Parsons’ initial claim to fame came on April 28, 2007, when he circumcised himself with a pocket knife in front of about 20 people at an exhibition opening at the Warehouse art gallery. During the show, he’d already pulled out bits of his own beard with a pair of pliers, mashing the hair into a hole in the wall. I was in the crowd. Thanks to a dull knife, the final snip seemed to take all night; the crowd cried out as he sawed at his penis.
Before he plugged the wad of bloody foreskin into wall, Parsons explained to his audience that he intended the piece—titled “shrapnel”—to convey something about suicide bombers, whose attacks leave fragments of themselves and their victims embedded in the walls.
Afterwards, two friends transported Parsons in yet another Hyundai to George Washington University Hospital, where they were asked to attest that he was in control of his mental faculties. “I hobbled into the ER with a blood-red jacket around my waist, holding my dick like a preschooler waiting to pee,” Parsons says.
The friends agreed that Parsons was sane. His art, like his activism, has always involved a degree of danger. Before Occupy, in fact, much of that activism was about art. When the Smithsonian Institution in 2010 censored part of an LGBT show at the National Portrait Gallery, Parsons volunteered to man a temporary “Museum of Censored Art” trailer that was stationed outside the museum for several unheated winter weeks. The protest won an award from the American Library Association for intellectual freedom. “It was probably pretty near a full-time job for him,” co-organizer Michael Dax Iacovone says.
Parsons’ propensity for getting in artistic trouble also explains why he was even in D.C. when the Smithsonian scandal broke. He was supposed to be at the annual Art Basel Miami Beach festival. The plan had been to bike there as part of a work he titled “Drone II.” Parsons was to ride more than 1,100 miles while composing 14 songs about a “post-apocalyptic alternate vision of Art Basel Miami Beach” on a keyboard. Alas, he says he was arrested just north of Richmond for riding his bicycle on an interstate highway and that he spent 10 hours in Pamunkey Regional Jail.
It’s not clear from Parsons’ description exactly how this aborted concept album was supposed to relate to an annual event that is as concentrated a gathering of the one percent as you’ll find anywhere in the art world, a commodities convention that happens to trade in visual art. Still, it’s clear it was project borne of some frustration.
Along with members of his Kool Raunch Collective, Parsons hit the same themes last September.
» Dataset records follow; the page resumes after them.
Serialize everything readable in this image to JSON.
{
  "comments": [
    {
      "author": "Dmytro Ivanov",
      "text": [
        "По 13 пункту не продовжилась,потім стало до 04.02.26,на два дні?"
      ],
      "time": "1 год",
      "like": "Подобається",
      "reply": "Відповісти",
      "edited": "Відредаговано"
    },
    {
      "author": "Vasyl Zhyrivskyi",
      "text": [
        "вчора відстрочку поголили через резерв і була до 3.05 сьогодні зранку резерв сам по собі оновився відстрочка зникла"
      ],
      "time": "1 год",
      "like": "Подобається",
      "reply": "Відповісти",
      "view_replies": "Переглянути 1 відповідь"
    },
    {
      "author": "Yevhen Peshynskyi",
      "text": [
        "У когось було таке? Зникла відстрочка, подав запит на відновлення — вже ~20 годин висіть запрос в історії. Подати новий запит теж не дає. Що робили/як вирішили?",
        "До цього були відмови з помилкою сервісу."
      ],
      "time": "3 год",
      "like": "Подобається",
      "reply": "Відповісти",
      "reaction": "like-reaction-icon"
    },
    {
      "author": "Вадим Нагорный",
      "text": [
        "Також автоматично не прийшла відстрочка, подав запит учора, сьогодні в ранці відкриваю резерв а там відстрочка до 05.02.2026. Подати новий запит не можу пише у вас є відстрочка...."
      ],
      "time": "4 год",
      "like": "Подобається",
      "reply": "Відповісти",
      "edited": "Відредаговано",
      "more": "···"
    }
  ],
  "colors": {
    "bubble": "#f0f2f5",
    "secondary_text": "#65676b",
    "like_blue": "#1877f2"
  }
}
Concerned that the first (e)merge Art Fair was too Miami and too upscale for the District, a group of local artists organized a counter-fair. Kool Raunch’s performance plans, though, proved too much for the counter-fair’s organizers. So Parsons arranged FairFairFair, a counter-counter-fair at a new art space at 1337 H Street NE. Kool Raunch staged a show in which ensemble members dressed in togas, threw red paint, and wrestled in the ensuing mess; skinned calves’ heads were also involved. A result of the chaos: Ally Behnke, the 1337 resident who invited Parsons (though she says she never agreed to hosting the performance) got evicted.
“I don’t know if you’ve ever gotten in a car with a drunk driver, but that’s the way it feels,” Behnke said of Parsons immediately after the incident.
Though Occupy came to town without any arts-related agenda, it’s no surprise that Parsons joined up, spending several nights a week at McPherson Square and getting arrested twice for his trouble. Wheatpaste depictions of his Dec. 16 arrest for blocking an intersection quickly appeared on U Street NW and in Columbia Heights.
But Parsons’ history may explain why the local arts community often seemed less than impressed with his subsequent fast. “I really hate him and hope he starves to death, seriously,” wrote one active member of the D.C. art community who knows Parsons socially, following Parsons’ decision to stage the hunger strike. “His need to feel important will finally be the end of him.”